Data items:
[Start of section]

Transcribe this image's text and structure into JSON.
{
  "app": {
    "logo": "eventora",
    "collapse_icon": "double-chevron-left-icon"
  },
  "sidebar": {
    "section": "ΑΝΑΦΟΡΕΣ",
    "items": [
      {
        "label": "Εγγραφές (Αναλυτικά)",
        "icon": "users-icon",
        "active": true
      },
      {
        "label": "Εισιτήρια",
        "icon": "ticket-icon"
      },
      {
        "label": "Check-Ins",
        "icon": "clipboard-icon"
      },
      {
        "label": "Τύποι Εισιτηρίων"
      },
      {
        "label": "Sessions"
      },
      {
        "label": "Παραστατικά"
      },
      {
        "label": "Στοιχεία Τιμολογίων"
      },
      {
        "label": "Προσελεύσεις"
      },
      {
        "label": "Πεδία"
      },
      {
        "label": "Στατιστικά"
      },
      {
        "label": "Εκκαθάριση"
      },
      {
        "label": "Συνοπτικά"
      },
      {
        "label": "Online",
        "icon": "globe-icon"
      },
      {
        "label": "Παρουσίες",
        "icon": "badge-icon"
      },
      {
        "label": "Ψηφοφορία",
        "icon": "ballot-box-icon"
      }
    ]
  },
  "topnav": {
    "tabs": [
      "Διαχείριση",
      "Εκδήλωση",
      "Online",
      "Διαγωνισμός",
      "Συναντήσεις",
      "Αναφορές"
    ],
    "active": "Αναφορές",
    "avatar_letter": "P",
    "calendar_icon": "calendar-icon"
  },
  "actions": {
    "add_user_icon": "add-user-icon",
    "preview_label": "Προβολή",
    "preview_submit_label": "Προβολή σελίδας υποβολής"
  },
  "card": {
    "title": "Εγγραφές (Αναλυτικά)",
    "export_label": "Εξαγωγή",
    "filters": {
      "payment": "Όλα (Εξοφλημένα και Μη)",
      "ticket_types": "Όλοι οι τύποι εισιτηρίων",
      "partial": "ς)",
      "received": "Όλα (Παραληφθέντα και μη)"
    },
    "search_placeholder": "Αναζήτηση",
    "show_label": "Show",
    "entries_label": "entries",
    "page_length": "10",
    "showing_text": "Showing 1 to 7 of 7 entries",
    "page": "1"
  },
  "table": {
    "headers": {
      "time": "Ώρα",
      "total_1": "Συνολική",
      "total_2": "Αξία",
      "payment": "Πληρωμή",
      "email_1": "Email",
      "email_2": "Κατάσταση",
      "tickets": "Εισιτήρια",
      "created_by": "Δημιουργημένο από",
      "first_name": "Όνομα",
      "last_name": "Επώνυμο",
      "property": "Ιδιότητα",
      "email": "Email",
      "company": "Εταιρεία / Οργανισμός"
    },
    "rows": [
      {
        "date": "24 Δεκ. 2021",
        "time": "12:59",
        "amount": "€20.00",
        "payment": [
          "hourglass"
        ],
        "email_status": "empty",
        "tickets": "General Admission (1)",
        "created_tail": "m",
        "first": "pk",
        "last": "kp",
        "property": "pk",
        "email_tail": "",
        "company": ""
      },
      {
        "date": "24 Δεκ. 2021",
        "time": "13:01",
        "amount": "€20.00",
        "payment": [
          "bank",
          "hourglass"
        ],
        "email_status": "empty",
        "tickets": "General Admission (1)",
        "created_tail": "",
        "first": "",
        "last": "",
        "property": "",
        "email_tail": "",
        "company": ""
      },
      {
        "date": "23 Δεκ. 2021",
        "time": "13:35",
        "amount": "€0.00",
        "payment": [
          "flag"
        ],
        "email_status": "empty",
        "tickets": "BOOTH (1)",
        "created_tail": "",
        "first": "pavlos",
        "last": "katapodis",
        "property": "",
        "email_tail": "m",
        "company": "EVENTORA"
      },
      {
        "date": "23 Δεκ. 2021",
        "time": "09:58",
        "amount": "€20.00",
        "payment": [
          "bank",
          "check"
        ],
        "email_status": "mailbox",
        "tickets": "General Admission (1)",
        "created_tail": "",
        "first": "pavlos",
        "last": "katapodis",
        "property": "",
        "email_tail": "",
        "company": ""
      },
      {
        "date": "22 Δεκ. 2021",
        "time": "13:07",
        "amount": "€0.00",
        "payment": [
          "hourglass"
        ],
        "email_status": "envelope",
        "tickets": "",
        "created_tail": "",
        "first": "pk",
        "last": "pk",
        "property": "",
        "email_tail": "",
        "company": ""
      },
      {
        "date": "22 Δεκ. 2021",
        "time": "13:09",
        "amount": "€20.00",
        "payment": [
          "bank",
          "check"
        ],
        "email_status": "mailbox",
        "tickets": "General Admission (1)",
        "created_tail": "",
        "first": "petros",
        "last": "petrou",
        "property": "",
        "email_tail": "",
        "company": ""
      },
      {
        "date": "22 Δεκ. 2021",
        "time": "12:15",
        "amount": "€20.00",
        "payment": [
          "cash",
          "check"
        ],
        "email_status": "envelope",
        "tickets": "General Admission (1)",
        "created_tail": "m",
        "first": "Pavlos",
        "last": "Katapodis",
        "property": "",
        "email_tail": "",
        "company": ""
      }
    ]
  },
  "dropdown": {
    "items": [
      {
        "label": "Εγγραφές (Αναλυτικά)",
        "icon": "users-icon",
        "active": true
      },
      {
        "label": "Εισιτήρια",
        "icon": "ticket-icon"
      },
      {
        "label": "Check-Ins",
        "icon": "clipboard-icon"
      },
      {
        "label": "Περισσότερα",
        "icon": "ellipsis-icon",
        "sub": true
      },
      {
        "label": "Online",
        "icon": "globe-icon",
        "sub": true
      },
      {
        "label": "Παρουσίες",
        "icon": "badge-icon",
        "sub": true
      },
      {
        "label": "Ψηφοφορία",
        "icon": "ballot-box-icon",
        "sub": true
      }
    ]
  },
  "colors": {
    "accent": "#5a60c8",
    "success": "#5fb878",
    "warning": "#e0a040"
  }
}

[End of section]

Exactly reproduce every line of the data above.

RESULT FOR THIS TASK:
Transcribe this image's text and structure into JSON.
{
  "app": {
    "logo": "eventora",
    "collapse_icon": "double-chevron-left-icon"
  },
  "sidebar": {
    "section": "ΑΝΑΦΟΡΕΣ",
    "items": [
      {
        "label": "Εγγραφές (Αναλυτικά)",
        "icon": "users-icon",
        "active": true
      },
      {
        "label": "Εισιτήρια",
        "icon": "ticket-icon"
      },
      {
        "label": "Check-Ins",
        "icon": "clipboard-icon"
      },
      {
        "label": "Τύποι Εισιτηρίων"
      },
      {
        "label": "Sessions"
      },
      {
        "label": "Παραστατικά"
      },
      {
        "label": "Στοιχεία Τιμολογίων"
      },
      {
        "label": "Προσελεύσεις"
      },
      {
        "label": "Πεδία"
      },
      {
        "label": "Στατιστικά"
      },
      {
        "label": "Εκκαθάριση"
      },
      {
        "label": "Συνοπτικά"
      },
      {
        "label": "Online",
        "icon": "globe-icon"
      },
      {
        "label": "Παρουσίες",
        "icon": "badge-icon"
      },
      {
        "label": "Ψηφοφορία",
        "icon": "ballot-box-icon"
      }
    ]
  },
  "topnav": {
    "tabs": [
      "Διαχείριση",
      "Εκδήλωση",
      "Online",
      "Διαγωνισμός",
      "Συναντήσεις",
      "Αναφορές"
    ],
    "active": "Αναφορές",
    "avatar_letter": "P",
    "calendar_icon": "calendar-icon"
  },
  "actions": {
    "add_user_icon": "add-user-icon",
    "preview_label": "Προβολή",
    "preview_submit_label": "Προβολή σελίδας υποβολής"
  },
  "card": {
    "title": "Εγγραφές (Αναλυτικά)",
    "export_label": "Εξαγωγή",
    "filters": {
      "payment": "Όλα (Εξοφλημένα και Μη)",
      "ticket_types": "Όλοι οι τύποι εισιτηρίων",
      "partial": "ς)",
      "received": "Όλα (Παραληφθέντα και μη)"
    },
    "search_placeholder": "Αναζήτηση",
    "show_label": "Show",
    "entries_label": "entries",
    "page_length": "10",
    "showing_text": "Showing 1 to 7 of 7 entries",
    "page": "1"
  },
  "table": {
    "headers": {
      "time": "Ώρα",
      "total_1": "Συνολική",
      "total_2": "Αξία",
      "payment": "Πληρωμή",
      "email_1": "Email",
      "email_2": "Κατάσταση",
      "tickets": "Εισιτήρια",
      "created_by": "Δημιουργημένο από",
      "first_name": "Όνομα",
      "last_name": "Επώνυμο",
      "property": "Ιδιότητα",
      "email": "Email",
      "company": "Εταιρεία / Οργανισμός"
    },
    "rows": [
      {
        "date": "24 Δεκ. 2021",
        "time": "12:59",
        "amount": "€20.00",
        "payment": [
          "hourglass"
        ],
        "email_status": "empty",
        "tickets": "General Admission (1)",
        "created_tail": "m",
        "first": "pk",
        "last": "kp",
        "property": "pk",
        "email_tail": "",
        "company": ""
      },
      {
        "date": "24 Δεκ. 2021",
        "time": "13:01",
        "amount": "€20.00",
        "payment": [
          "bank",
          "hourglass"
        ],
        "email_status": "empty",
        "tickets": "General Admission (1)",
        "created_tail": "",
        "first": "",
        "last": "",
        "property": "",
        "email_tail": "",
        "company": ""
      },
      {
        "date": "23 Δεκ. 2021",
        "time": "13:35",
        "amount": "€0.00",
        "payment": [
          "flag"
        ],
        "email_status": "empty",
        "tickets": "BOOTH (1)",
        "created_tail": "",
        "first": "pavlos",
        "last": "katapodis",
        "property": "",
        "email_tail": "m",
        "company": "EVENTORA"
      },
      {
        "date": "23 Δεκ. 2021",
        "time": "09:58",
        "amount": "€20.00",
        "payment": [
          "bank",
          "check"
        ],
        "email_status": "mailbox",
        "tickets": "General Admission (1)",
        "created_tail": "",
        "first": "pavlos",
        "last": "katapodis",
        "property": "",
        "email_tail": "",
        "company": ""
      },
      {
        "date": "22 Δεκ. 2021",
        "time": "13:07",
        "amount": "€0.00",
        "payment": [
          "hourglass"
        ],
        "email_status": "envelope",
        "tickets": "",
        "created_tail": "",
        "first": "pk",
        "last": "pk",
        "property": "",
        "email_tail": "",
        "company": ""
      },
      {
        "date": "22 Δεκ. 2021",
        "time": "13:09",
        "amount": "€20.00",
        "payment": [
          "bank",
          "check"
        ],
        "email_status": "mailbox",
        "tickets": "General Admission (1)",
        "created_tail": "",
        "first": "petros",
        "last": "petrou",
        "property": "",
        "email_tail": "",
        "company": ""
      },
      {
        "date": "22 Δεκ. 2021",
        "time": "12:15",
        "amount": "€20.00",
        "payment": [
          "cash",
          "check"
        ],
        "email_status": "envelope",
        "tickets": "General Admission (1)",
        "created_tail": "m",
        "first": "Pavlos",
        "last": "Katapodis",
        "property": "",
        "email_tail": "",
        "company": ""
      }
    ]
  },
  "dropdown": {
    "items": [
      {
        "label": "Εγγραφές (Αναλυτικά)",
        "icon": "users-icon",
        "active": true
      },
      {
        "label": "Εισιτήρια",
        "icon": "ticket-icon"
      },
      {
        "label": "Check-Ins",
        "icon": "clipboard-icon"
      },
      {
        "label": "Περισσότερα",
        "icon": "ellipsis-icon",
        "sub": true
      },
      {
        "label": "Online",
        "icon": "globe-icon",
        "sub": true
      },
      {
        "label": "Παρουσίες",
        "icon": "badge-icon",
        "sub": true
      },
      {
        "label": "Ψηφοφορία",
        "icon": "ballot-box-icon",
        "sub": true
      }
    ]
  },
  "colors": {
    "accent": "#5a60c8",
    "success": "#5fb878",
    "warning": "#e0a040"
  }
}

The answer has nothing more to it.